Sarajean and her team and students will be presenting a live virtual session titled Moving Mountains – How can Empowered Students Maintain School Culture in a Virtual Environment at the 2020 Building Expertise Virtual Conference on June 17-19, 2020. Learn more and browse the other 30+ expert-led sessions here.
How to Partner with LSI
If you are interested in learning more about LSI, Student-led Academic Teaming and how it can help your school or district, please follow this link and complete the contact form, an LSI expert will get back to you right away!
About Sarajean McDaniel
Sarajean McDaniel was selected Saturday as the 2020 Florida Principal of the Year by the state Department of Education.
McDaniel was recognized for her role in improvements made at Moseley Elementary School in Palatka. The school was removed from the state’s turnaround list in 2019 when it improved to a C rating.
Putnam County School Superintendent Rick Surrency said McDaniel “exemplifies excellence in educational leadership.”
Gov. Ron DeSantis made the announcement Saturday on his Twitter page, tweeting: “Congratulations to Ms. Sarajean Branam McDaniel, Florida’s 2020 Principal of the Year. Her hard work and commitment have made a difference in the lives of the students and staff at Moseley Elementary School and the community.”
Surrency said McDaniel’s honor was “a great day for Putnam County.”
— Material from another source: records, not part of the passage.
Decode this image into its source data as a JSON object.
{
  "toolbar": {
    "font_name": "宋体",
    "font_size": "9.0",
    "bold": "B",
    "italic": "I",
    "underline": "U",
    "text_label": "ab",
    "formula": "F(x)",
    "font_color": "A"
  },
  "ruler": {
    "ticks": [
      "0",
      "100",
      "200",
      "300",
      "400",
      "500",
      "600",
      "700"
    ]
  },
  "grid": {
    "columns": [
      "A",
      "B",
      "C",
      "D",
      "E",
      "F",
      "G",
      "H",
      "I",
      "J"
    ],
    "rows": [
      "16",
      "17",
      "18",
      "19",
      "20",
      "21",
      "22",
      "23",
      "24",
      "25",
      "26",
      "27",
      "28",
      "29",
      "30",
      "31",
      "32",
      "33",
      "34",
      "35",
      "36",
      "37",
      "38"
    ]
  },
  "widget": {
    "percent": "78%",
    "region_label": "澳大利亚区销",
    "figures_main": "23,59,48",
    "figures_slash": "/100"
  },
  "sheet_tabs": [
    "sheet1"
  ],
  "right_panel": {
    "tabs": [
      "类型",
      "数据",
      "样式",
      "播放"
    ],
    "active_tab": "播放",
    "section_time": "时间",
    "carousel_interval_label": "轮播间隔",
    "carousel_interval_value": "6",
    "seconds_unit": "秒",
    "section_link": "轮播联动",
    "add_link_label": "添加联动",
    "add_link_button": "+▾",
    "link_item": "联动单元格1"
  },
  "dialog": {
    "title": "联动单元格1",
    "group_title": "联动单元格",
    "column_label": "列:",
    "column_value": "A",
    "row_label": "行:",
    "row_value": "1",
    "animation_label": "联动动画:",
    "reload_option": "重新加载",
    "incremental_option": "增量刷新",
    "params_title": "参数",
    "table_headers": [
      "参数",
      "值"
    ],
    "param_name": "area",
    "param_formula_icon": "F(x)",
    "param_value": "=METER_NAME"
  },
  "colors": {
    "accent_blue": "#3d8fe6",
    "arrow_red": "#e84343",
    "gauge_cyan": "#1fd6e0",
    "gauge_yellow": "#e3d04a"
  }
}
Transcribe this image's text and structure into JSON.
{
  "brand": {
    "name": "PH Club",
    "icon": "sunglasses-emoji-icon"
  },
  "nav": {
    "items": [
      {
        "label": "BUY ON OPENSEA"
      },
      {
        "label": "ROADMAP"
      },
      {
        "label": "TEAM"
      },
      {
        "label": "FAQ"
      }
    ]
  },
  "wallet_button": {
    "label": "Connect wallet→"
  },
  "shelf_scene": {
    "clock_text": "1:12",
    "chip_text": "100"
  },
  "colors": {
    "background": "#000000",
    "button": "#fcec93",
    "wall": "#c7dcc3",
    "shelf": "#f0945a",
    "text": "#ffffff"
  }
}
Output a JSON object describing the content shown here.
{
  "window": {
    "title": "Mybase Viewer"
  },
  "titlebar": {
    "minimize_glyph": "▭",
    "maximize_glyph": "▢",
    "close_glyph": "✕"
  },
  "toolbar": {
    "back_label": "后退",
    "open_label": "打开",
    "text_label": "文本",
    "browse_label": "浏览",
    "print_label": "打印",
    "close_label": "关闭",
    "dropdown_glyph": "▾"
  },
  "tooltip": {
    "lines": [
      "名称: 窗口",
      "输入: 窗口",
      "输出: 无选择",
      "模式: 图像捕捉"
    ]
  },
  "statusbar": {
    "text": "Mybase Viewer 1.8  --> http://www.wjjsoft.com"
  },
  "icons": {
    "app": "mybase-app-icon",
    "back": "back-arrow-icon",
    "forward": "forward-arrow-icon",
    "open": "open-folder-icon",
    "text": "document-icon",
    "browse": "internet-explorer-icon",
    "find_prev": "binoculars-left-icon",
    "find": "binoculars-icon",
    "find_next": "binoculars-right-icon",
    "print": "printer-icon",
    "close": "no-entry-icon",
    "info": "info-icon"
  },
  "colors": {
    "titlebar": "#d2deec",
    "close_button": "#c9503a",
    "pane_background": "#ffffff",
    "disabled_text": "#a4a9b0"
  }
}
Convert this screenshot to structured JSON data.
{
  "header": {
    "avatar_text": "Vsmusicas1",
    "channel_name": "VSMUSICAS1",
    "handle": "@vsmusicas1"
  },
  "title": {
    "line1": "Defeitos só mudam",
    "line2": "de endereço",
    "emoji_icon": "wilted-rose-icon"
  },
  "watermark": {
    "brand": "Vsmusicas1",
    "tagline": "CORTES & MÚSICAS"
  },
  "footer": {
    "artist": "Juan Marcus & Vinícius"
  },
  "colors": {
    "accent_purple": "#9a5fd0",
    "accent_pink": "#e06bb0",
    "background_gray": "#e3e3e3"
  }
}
We believe that the most important thing a teacher or leader can do is to fuel each student’s passion for learning. When this is achieved, a lifetime of accomplishment becomes possible for that learner. Through partnerships with schools and districts throughout the country, we help educators and leadership transform each classroom into a powerful learning environment that prepares students for lasting success in school, the global workplace, and beyond. Our vision for the future is big and bright, and we love helping schools get there. Learn more about Learning Sciences International.